The software company, then called Gremln, was among the first tenants in the original T-Rex technology incubator. It was an inaugural participant in the Capital Innovators accelerator program, and the first St. Louis investment made by financial-technology fund SixThirty. It was also an early investment for venture fund Cultivation Capital.
Now, after nearly a decade of being nurtured and molded by local investors and institutions, Denim Chief Executive Doug Wilber says the software company has reached a point where it could grow rapidly.
Its revenue jumped 60% last year, fueled by an acquisition and $4 million of new capital. Wilber said he expects to raise more money within a year and will add to the 20-person staff, about half of whom work at the downtown St. Louis headquarters.
Denim’s software helps banks, insurance companies and other regulated firms manage their employees’ social media posts. It’s a tough industry to break into: A handful of larger, better-funded software firms have the biggest banks locked into multiyear contracts.
Recently, Denim has won a couple of head-to-head competitions against those big rivals. “If we get an opportunity to compete, which is our biggest challenge right now, we tend to win more than our share,” Wilber said.
One selling point is that Denim is the only social media management platform endorsed by the American Bankers Association. Another is that its software includes a compliance function to make sure posts don’t run afoul of regulations.
Paul Lewis, chief marketing officer at Commerce Trust Co., said his company used to tell its financial advisers to avoid social media. It was too difficult to police whether an offhand remark about the stock market might violate some rule.

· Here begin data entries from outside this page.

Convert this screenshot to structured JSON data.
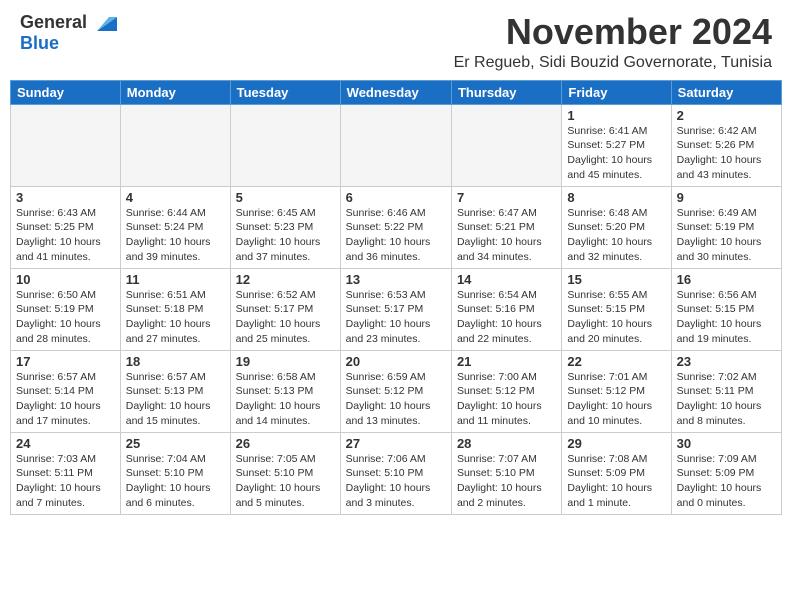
{
  "header": {
    "logo_general": "General",
    "logo_blue": "Blue",
    "month_title": "November 2024",
    "location": "Er Regueb, Sidi Bouzid Governorate, Tunisia"
  },
  "calendar": {
    "days_of_week": [
      "Sunday",
      "Monday",
      "Tuesday",
      "Wednesday",
      "Thursday",
      "Friday",
      "Saturday"
    ],
    "weeks": [
      [
        {
          "day": "",
          "empty": true
        },
        {
          "day": "",
          "empty": true
        },
        {
          "day": "",
          "empty": true
        },
        {
          "day": "",
          "empty": true
        },
        {
          "day": "",
          "empty": true
        },
        {
          "day": "1",
          "sunrise": "6:41 AM",
          "sunset": "5:27 PM",
          "daylight": "10 hours and 45 minutes."
        },
        {
          "day": "2",
          "sunrise": "6:42 AM",
          "sunset": "5:26 PM",
          "daylight": "10 hours and 43 minutes."
        }
      ],
      [
        {
          "day": "3",
          "sunrise": "6:43 AM",
          "sunset": "5:25 PM",
          "daylight": "10 hours and 41 minutes."
        },
        {
          "day": "4",
          "sunrise": "6:44 AM",
          "sunset": "5:24 PM",
          "daylight": "10 hours and 39 minutes."
        },
        {
          "day": "5",
          "sunrise": "6:45 AM",
          "sunset": "5:23 PM",
          "daylight": "10 hours and 37 minutes."
        },
        {
          "day": "6",
          "sunrise": "6:46 AM",
          "sunset": "5:22 PM",
          "daylight": "10 hours and 36 minutes."
        },
        {
          "day": "7",
          "sunrise": "6:47 AM",
          "sunset": "5:21 PM",
          "daylight": "10 hours and 34 minutes."
        },
        {
          "day": "8",
          "sunrise": "6:48 AM",
          "sunset": "5:20 PM",
          "daylight": "10 hours and 32 minutes."
        },
        {
          "day": "9",
          "sunrise": "6:49 AM",
          "sunset": "5:19 PM",
          "daylight": "10 hours and 30 minutes."
        }
      ],
      [
        {
          "day": "10",
          "sunrise": "6:50 AM",
          "sunset": "5:19 PM",
          "daylight": "10 hours and 28 minutes."
        },
        {
          "day": "11",
          "sunrise": "6:51 AM",
          "sunset": "5:18 PM",
          "daylight": "10 hours and 27 minutes."
        },
        {
          "day": "12",
          "sunrise": "6:52 AM",
          "sunset": "5:17 PM",
          "daylight": "10 hours and 25 minutes."
        },
        {
          "day": "13",
          "sunrise": "6:53 AM",
          "sunset": "5:17 PM",
          "daylight": "10 hours and 23 minutes."
        },
        {
          "day": "14",
          "sunrise": "6:54 AM",
          "sunset": "5:16 PM",
          "daylight": "10 hours and 22 minutes."
        },
        {
          "day": "15",
          "sunrise": "6:55 AM",
          "sunset": "5:15 PM",
          "daylight": "10 hours and 20 minutes."
        },
        {
          "day": "16",
          "sunrise": "6:56 AM",
          "sunset": "5:15 PM",
          "daylight": "10 hours and 19 minutes."
        }
      ],
      [
        {
          "day": "17",
          "sunrise": "6:57 AM",
          "sunset": "5:14 PM",
          "daylight": "10 hours and 17 minutes."
        },
        {
          "day": "18",
          "sunrise": "6:57 AM",
          "sunset": "5:13 PM",
          "daylight": "10 hours and 15 minutes."
        },
        {
          "day": "19",
          "sunrise": "6:58 AM",
          "sunset": "5:13 PM",
          "daylight": "10 hours and 14 minutes."
        },
        {
          "day": "20",
          "sunrise": "6:59 AM",
          "sunset": "5:12 PM",
          "daylight": "10 hours and 13 minutes."
        },
        {
          "day": "21",
          "sunrise": "7:00 AM",
          "sunset": "5:12 PM",
          "daylight": "10 hours and 11 minutes."
        },
        {
          "day": "22",
          "sunrise": "7:01 AM",
          "sunset": "5:12 PM",
          "daylight": "10 hours and 10 minutes."
        },
        {
          "day": "23",
          "sunrise": "7:02 AM",
          "sunset": "5:11 PM",
          "daylight": "10 hours and 8 minutes."
        }
      ],
      [
        {
          "day": "24",
          "sunrise": "7:03 AM",
          "sunset": "5:11 PM",
          "daylight": "10 hours and 7 minutes."
        },
        {
          "day": "25",
          "sunrise": "7:04 AM",
          "sunset": "5:10 PM",
          "daylight": "10 hours and 6 minutes."
        },
        {
          "day": "26",
          "sunrise": "7:05 AM",
          "sunset": "5:10 PM",
          "daylight": "10 hours and 5 minutes."
        },
        {
          "day": "27",
          "sunrise": "7:06 AM",
          "sunset": "5:10 PM",
          "daylight": "10 hours and 3 minutes."
        },
        {
          "day": "28",
          "sunrise": "7:07 AM",
          "sunset": "5:10 PM",
          "daylight": "10 hours and 2 minutes."
        },
        {
          "day": "29",
          "sunrise": "7:08 AM",
          "sunset": "5:09 PM",
          "daylight": "10 hours and 1 minute."
        },
        {
          "day": "30",
          "sunrise": "7:09 AM",
          "sunset": "5:09 PM",
          "daylight": "10 hours and 0 minutes."
        }
      ]
    ]
  }
}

Now, using Denim’s software, 75 Commerce trust officers and advisers are posting regularly on LinkedIn. Each reaches hundreds or thousands of clients and potential clients.
“What excites us is that it allows us to streamline our advisers’ sharing of compliance-approved content with their own networks,” Lewis said. “I also like the fact that it’s easy to use.”
West Community Credit Union, based in O’Fallon, Missouri, recently signed its mortgage loan officers up with Denim. “We really want to grow our social media engagement,” said Koren Greubel, vice president of marketing, “but there are a significant number of regulations that tie in with any mortgage advertising.”
Benjamin F. Edwards & Co., a Clayton-based brokerage, found social media — and Denim — especially important during the coronavirus pandemic.
“We wanted to make it easy for advisers to stay connected with their clients,” said Doug Rubenstein, the firm’s chief operating officer. “With Denim Social, advisers could get subject matter up almost immediately. It was great for them to be able to stay connected when they weren’t meeting face to face.”
Wilber, a veteran payments industry executive, moved to St. Louis from Chicago seven years ago and became Denim’s CEO in 2018. He’s been impressed, he said, by the resources available to early-stage companies here, and Denim has taken advantage of many of them.
Wilber believes St. Louis’ roster of large companies, from Reinsurance Group of America to Mastercard to Edward Jones, make it an especially good place to launch a financial technology company. “We’re a poster child for what happens when you get a fintech embedded into the financial services community at a very early stage,” he said.